2. All human errors stem from impatience, a premature breaking off of a methodical approach, an ostensible pinning down of an ostensible object.3. There are two cardinal human vices, from which all the others derive their being: impatience and carelessness. Impatience got people evicted from Paradise; carelessness kept them from making their way back there. Or perhaps there is only one cardinal vice: impatience. Impatience got people evicted, and impatience kept them from making their way back.109. […] It isn’t necessary that you leave home. Sit at your desk and listen. Don’t even listen, just wait. Don’t wait, be still and alone. The whole world will offer itself to you to be unmasked, it can do no other, it will writhe before you in ecstasy.
I also found the following passages in Gustav Janouch's Conversations with Kafka:
After the first hearing of my parents’ divorce case, I visited Franz Kafka.I was very distraught, filled with pains and therefore—unjust.When I had exhausted my complaints, Kafka said to me:‘Just be quiet and patient.

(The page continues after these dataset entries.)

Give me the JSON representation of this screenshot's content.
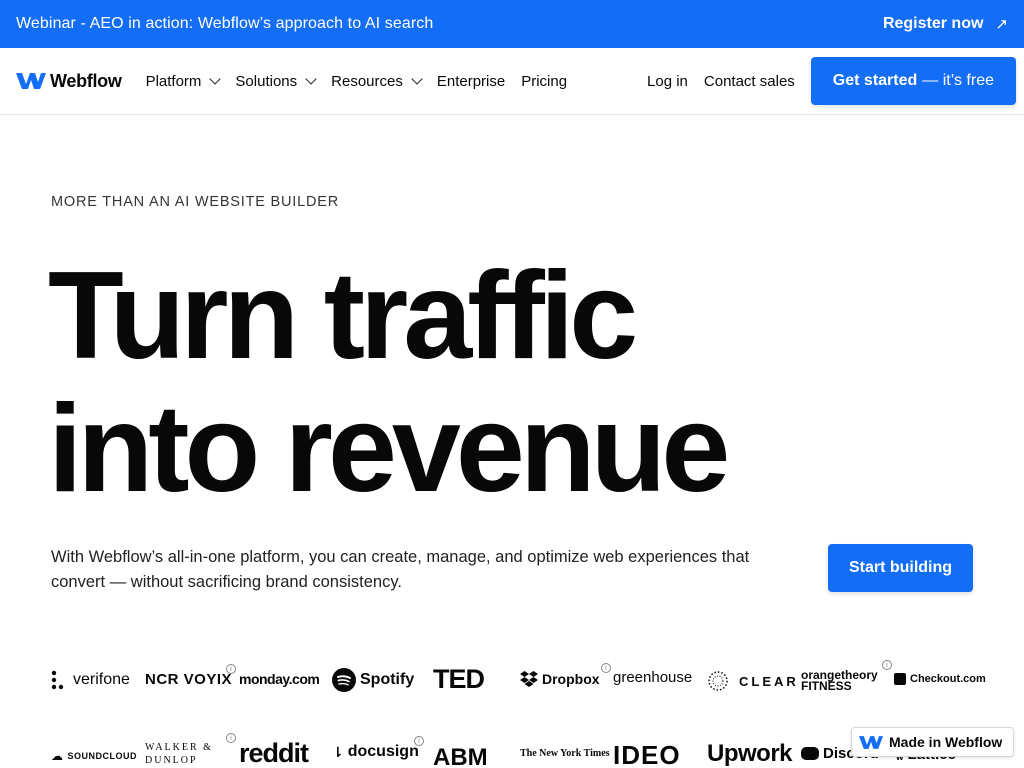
{
  "banner": {
    "text": "Webinar - AEO in action: Webflow’s approach to AI search",
    "cta_label": "Register now",
    "cta_icon": "arrow-up-right-icon",
    "background": "#146ef5"
  },
  "nav": {
    "logo_text": "Webflow",
    "items": [
      {
        "label": "Platform",
        "has_dropdown": true
      },
      {
        "label": "Solutions",
        "has_dropdown": true
      },
      {
        "label": "Resources",
        "has_dropdown": true
      },
      {
        "label": "Enterprise",
        "has_dropdown": false
      },
      {
        "label": "Pricing",
        "has_dropdown": false
      }
    ],
    "login_label": "Log in",
    "contact_label": "Contact sales",
    "get_started_bold": "Get started",
    "get_started_rest": "— it’s free"
  },
  "hero": {
    "eyebrow": "MORE THAN AN AI WEBSITE BUILDER",
    "headline_line1": "Turn traffic",
    "headline_line2": "into revenue",
    "subtext": "With Webflow’s all-in-one platform, you can create, manage, and optimize web experiences that convert — without sacrificing brand consistency.",
    "cta_label": "Start building"
  },
  "logos": {
    "row1": [
      "verifone",
      "NCR VOYIX",
      "monday.com",
      "Spotify",
      "TED",
      "Dropbox",
      "greenhouse",
      "CLEAR",
      "orangetheory FITNESS",
      "Checkout.com"
    ],
    "row2": [
      "SOUNDCLOUD",
      "WALKER & DUNLOP",
      "reddit",
      "docusign",
      "ABM",
      "The New York Times",
      "IDEO",
      "Upwork",
      "Discord",
      "Lattice"
    ],
    "info_icon_glyph": "i"
  },
  "badge": {
    "label": "Made in Webflow"
  },
  "colors": {
    "accent": "#146ef5",
    "text": "#080808"
  }
}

Let evil and unpleasantness pass quietly over you. Do not try to avoid them. On the contrary, observe them carefully. Let active understanding take the place of reflex irritation, and you will grow out of your trouble. Men can achieve greatness only by surmounting their own littleness.’(p. 189): ‘Patience is the master key to every situation. One must have sympathy for everything, surrender to everything, but at the same time remain patient and forebearing,’ Kafka said to me, when we were walking one crystalline autumn day through the leafless Baumgarten. ‘There is no such thing as bending or breaking. It’s a question only of overcoming, which begins with overcoming oneself. That cannot be avoided. To abandon that path is always to break in pieces. One must patiently accept everything and let it grow within oneself. The barriers of the fear-ridden I can only be broken by love. One must, in the dead leaves that rustle around one, already see the young fresh green of spring, compose oneself in patience, and wait. Patience is the only true foundation on which to make one’s dreams come true.’This was Kafka’s fundamental principle in life, and he tried to impress it on me with never-failing understanding. It was a principle, of whose truth he convinced me by his every word and gesture, every smile and every look of his large eyes, and [p. 190] by all his long years of service in the Accident Insurance Institution.

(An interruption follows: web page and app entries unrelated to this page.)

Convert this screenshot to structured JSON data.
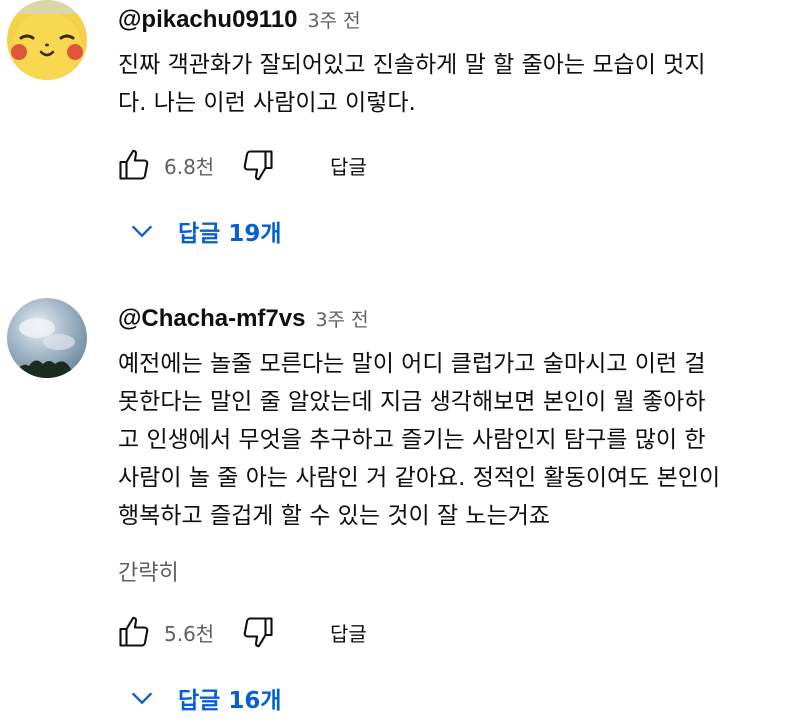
{
  "comments": [
    {
      "author": "@pikachu09110",
      "time": "3주 전",
      "text": "진짜 객관화가 잘되어있고 진솔하게 말 할 줄아는 모습이 멋지\n다. 나는 이런 사람이고 이렇다.",
      "likes": "6.8천",
      "reply_label": "답글",
      "replies_label": "답글 19개",
      "avatar_icon": "pikachu-avatar-icon"
    },
    {
      "author": "@Chacha-mf7vs",
      "time": "3주 전",
      "text": "예전에는 놀줄 모른다는 말이 어디 클럽가고 술마시고 이런 걸\n못한다는 말인 줄 알았는데 지금 생각해보면 본인이 뭘 좋아하\n고 인생에서 무엇을 추구하고 즐기는 사람인지 탐구를 많이 한\n사람이 놀 줄 아는 사람인 거 같아요. 정적인 활동이여도 본인이\n행복하고 즐겁게 할 수 있는 것이 잘 노는거죠",
      "more_label": "간략히",
      "likes": "5.6천",
      "reply_label": "답글",
      "replies_label": "답글 16개",
      "avatar_icon": "sky-avatar-icon"
    }
  ],
  "colors": {
    "text": "#0f0f0f",
    "secondary": "#606060",
    "link": "#065fd4"
  }
}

It has been too long since I've read any of Kafka's fiction carefully enough to comment upon how any of this connects to his work, though it seems to me that there is some kind of dissonance between the remarks above and the futility of waiting in a book like The Trail (as I dimly remember it; perhaps I'm not remembering enough). Nevertheless, these ideas about waiting and patient acceptance seem to make sense in the context of Kafka's art as a master observer. But then I find myself wondering whether this idealization of patience might seem too passive. Is this a way we should want to live? Just waiting for things to come to us? Not leaving home? (The complaint: doesn't this sound boring on the one hand and voyeuristic on the other?) Surely Kafka is right that to realize any grand plan we must persevere, often with patience, and that in impatience we can ruin things, break them into pieces, and miss the significance of what is right in front of us. (So perhaps: the complaint above itself belies impatience?)
Just thought I'd share these findings. My own writing plods along toward a tentative conclusion, with the hope that I can then start editing and revising what I've been writing into something worth calling a book on patience.